BEGIN Data for the task

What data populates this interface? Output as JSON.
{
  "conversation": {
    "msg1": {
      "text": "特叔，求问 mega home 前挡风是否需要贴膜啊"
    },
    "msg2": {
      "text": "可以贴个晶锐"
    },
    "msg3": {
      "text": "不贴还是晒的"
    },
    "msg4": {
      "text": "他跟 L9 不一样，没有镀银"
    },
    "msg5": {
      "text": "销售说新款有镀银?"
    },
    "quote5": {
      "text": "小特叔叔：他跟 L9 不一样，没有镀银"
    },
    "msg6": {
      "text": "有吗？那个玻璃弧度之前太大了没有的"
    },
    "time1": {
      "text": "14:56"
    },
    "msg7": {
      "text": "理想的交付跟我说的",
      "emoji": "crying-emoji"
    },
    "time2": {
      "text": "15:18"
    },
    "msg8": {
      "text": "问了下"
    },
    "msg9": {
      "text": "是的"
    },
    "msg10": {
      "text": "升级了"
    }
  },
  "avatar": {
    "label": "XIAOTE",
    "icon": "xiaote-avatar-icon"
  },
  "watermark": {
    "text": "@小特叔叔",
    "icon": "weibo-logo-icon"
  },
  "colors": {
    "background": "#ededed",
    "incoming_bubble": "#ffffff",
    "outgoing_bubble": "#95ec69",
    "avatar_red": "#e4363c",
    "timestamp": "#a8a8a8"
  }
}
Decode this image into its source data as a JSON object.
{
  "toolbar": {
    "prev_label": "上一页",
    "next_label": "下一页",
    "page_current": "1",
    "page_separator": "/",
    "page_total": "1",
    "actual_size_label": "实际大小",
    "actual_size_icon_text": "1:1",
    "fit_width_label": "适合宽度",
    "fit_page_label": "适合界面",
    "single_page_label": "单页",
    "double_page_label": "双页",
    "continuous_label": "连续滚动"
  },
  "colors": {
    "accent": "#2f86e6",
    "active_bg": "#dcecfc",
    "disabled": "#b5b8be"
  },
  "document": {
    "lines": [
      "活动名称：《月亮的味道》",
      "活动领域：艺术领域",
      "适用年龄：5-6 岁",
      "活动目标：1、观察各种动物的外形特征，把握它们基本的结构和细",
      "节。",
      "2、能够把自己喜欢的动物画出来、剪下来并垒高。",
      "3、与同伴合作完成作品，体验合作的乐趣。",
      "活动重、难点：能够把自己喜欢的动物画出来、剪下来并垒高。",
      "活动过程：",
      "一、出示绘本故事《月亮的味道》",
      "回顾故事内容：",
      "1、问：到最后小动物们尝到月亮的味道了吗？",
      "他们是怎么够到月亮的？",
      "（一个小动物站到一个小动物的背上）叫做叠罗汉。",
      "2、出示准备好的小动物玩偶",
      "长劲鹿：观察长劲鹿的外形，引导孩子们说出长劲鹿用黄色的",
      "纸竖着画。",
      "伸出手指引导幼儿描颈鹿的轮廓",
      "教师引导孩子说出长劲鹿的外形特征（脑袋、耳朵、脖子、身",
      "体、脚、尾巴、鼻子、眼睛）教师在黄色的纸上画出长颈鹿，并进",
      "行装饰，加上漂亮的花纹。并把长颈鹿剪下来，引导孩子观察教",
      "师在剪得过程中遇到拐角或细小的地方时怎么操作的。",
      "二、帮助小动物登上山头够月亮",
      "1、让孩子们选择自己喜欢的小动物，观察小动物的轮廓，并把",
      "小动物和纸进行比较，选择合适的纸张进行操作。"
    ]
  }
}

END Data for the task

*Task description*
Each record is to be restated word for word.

*Exercise solution*
What data populates this interface? Output as JSON.
{
  "conversation": {
    "msg1": {
      "text": "特叔，求问 mega home 前挡风是否需要贴膜啊"
    },
    "msg2": {
      "text": "可以贴个晶锐"
    },
    "msg3": {
      "text": "不贴还是晒的"
    },
    "msg4": {
      "text": "他跟 L9 不一样，没有镀银"
    },
    "msg5": {
      "text": "销售说新款有镀银?"
    },
    "quote5": {
      "text": "小特叔叔：他跟 L9 不一样，没有镀银"
    },
    "msg6": {
      "text": "有吗？那个玻璃弧度之前太大了没有的"
    },
    "time1": {
      "text": "14:56"
    },
    "msg7": {
      "text": "理想的交付跟我说的",
      "emoji": "crying-emoji"
    },
    "time2": {
      "text": "15:18"
    },
    "msg8": {
      "text": "问了下"
    },
    "msg9": {
      "text": "是的"
    },
    "msg10": {
      "text": "升级了"
    }
  },
  "avatar": {
    "label": "XIAOTE",
    "icon": "xiaote-avatar-icon"
  },
  "watermark": {
    "text": "@小特叔叔",
    "icon": "weibo-logo-icon"
  },
  "colors": {
    "background": "#ededed",
    "incoming_bubble": "#ffffff",
    "outgoing_bubble": "#95ec69",
    "avatar_red": "#e4363c",
    "timestamp": "#a8a8a8"
  }
}
Decode this image into its source data as a JSON object.
{
  "toolbar": {
    "prev_label": "上一页",
    "next_label": "下一页",
    "page_current": "1",
    "page_separator": "/",
    "page_total": "1",
    "actual_size_label": "实际大小",
    "actual_size_icon_text": "1:1",
    "fit_width_label": "适合宽度",
    "fit_page_label": "适合界面",
    "single_page_label": "单页",
    "double_page_label": "双页",
    "continuous_label": "连续滚动"
  },
  "colors": {
    "accent": "#2f86e6",
    "active_bg": "#dcecfc",
    "disabled": "#b5b8be"
  },
  "document": {
    "lines": [
      "活动名称：《月亮的味道》",
      "活动领域：艺术领域",
      "适用年龄：5-6 岁",
      "活动目标：1、观察各种动物的外形特征，把握它们基本的结构和细",
      "节。",
      "2、能够把自己喜欢的动物画出来、剪下来并垒高。",
      "3、与同伴合作完成作品，体验合作的乐趣。",
      "活动重、难点：能够把自己喜欢的动物画出来、剪下来并垒高。",
      "活动过程：",
      "一、出示绘本故事《月亮的味道》",
      "回顾故事内容：",
      "1、问：到最后小动物们尝到月亮的味道了吗？",
      "他们是怎么够到月亮的？",
      "（一个小动物站到一个小动物的背上）叫做叠罗汉。",
      "2、出示准备好的小动物玩偶",
      "长劲鹿：观察长劲鹿的外形，引导孩子们说出长劲鹿用黄色的",
      "纸竖着画。",
      "伸出手指引导幼儿描颈鹿的轮廓",
      "教师引导孩子说出长劲鹿的外形特征（脑袋、耳朵、脖子、身",
      "体、脚、尾巴、鼻子、眼睛）教师在黄色的纸上画出长颈鹿，并进",
      "行装饰，加上漂亮的花纹。并把长颈鹿剪下来，引导孩子观察教",
      "师在剪得过程中遇到拐角或细小的地方时怎么操作的。",
      "二、帮助小动物登上山头够月亮",
      "1、让孩子们选择自己喜欢的小动物，观察小动物的轮廓，并把",
      "小动物和纸进行比较，选择合适的纸张进行操作。"
    ]
  }
}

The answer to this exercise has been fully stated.